Mott, who no longer has to make such decisions about After Market, has not been surprised to see the colt blossom into a marquee horse out West, even though he was slow to develop.

"That's what was so surprising when he won first time out," Mott said, referring to After Market's maiden win at Aqueduct in November of his 2-year-old season. "After that, the light went on, and really began to glow."

A small chip was taken off one of After Market's sesamoids in late 2005, then he returned to whip off three straight wins in 2006, including victories in the Lexington at Belmont and the Hall of Fame at Saratoga, before sinking into a Delaware Park bog at even money in the 2006 Kent Stakes. The 1 1/8 miles was run in 1:56 and change that day.

Mott does not take such a race lightly. After Market was allowed a break and was sent to Mott's Midwest string based at Keeneland. When the colt went back to work, he was training on - you guessed it - Polytrack.

"And you know, he didn't do that well on it," Mott said.

Handing off a talented horse from one trainer to another is delicate business, even when dealing with class acts like Mott and Shirreffs. Marty Wygod, a Del Mar director and local resident who bred and owns After Market with his wife, Pam, did it once before with the talented sprinter Yankee Gentleman, who ended up winning a small stakes at Del Mar.

So don't ask Mott to do handstands after losing a colt with the potential of After Market, and don't look for the diplomatic Shirreffs to say anything public other than "thank you" when such an animal shows up in his barn.

"He was a graded stakes winner before he got here," Shirreffs said. "So you knew he was a very nice horse, a horse of high quality. It became a matter of how we were going to adjust to him and how he was going to adjust to us. It has to be a mutual thing when a horse comes in like that, and things have worked out."

Worked out big time, with Mott in admiration from afar.

"After what he's done, it's hard to say that the owner made a mistake sending him to California," Mott said. "That doesn't mean I don't wish I still had him. He was becoming the kind of grass horse that I would have pointed toward races like the Manhattan and the Arlington Million, and you don't get too many of those."

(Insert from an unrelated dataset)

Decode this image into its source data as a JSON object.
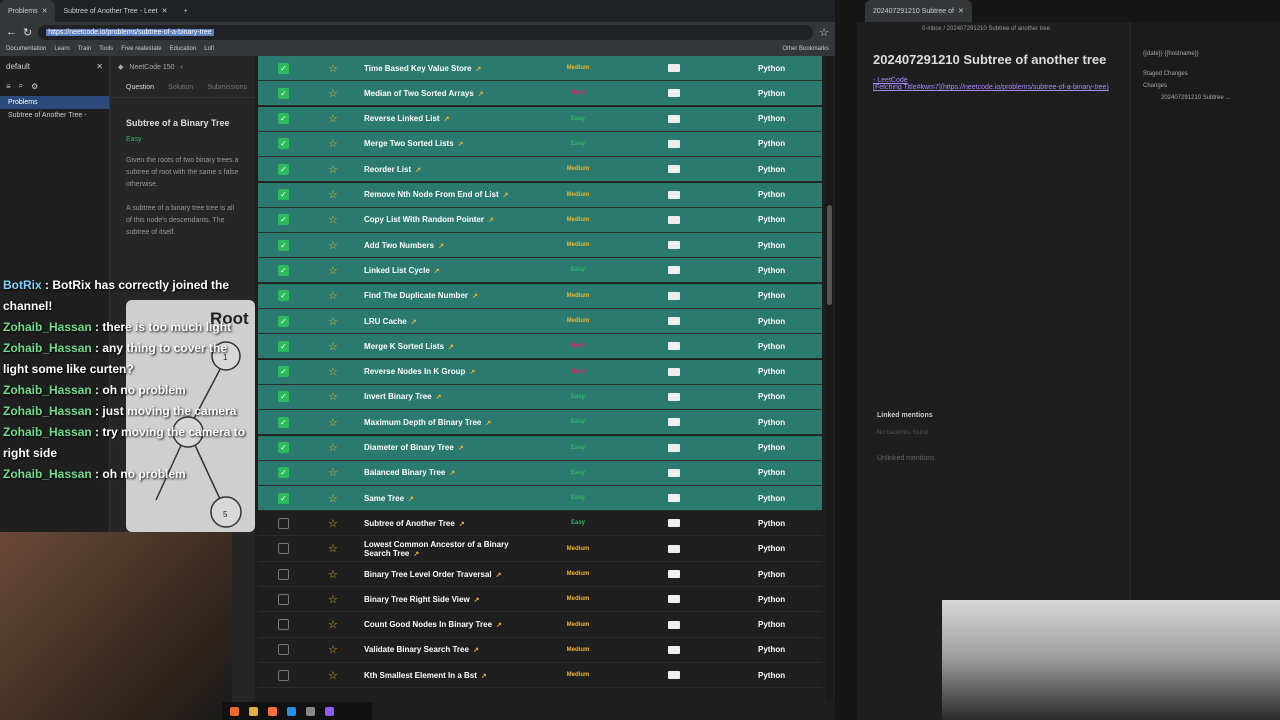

After Market must have been listening, since the Arlington Million is precisely where he is scheduled to turn up next.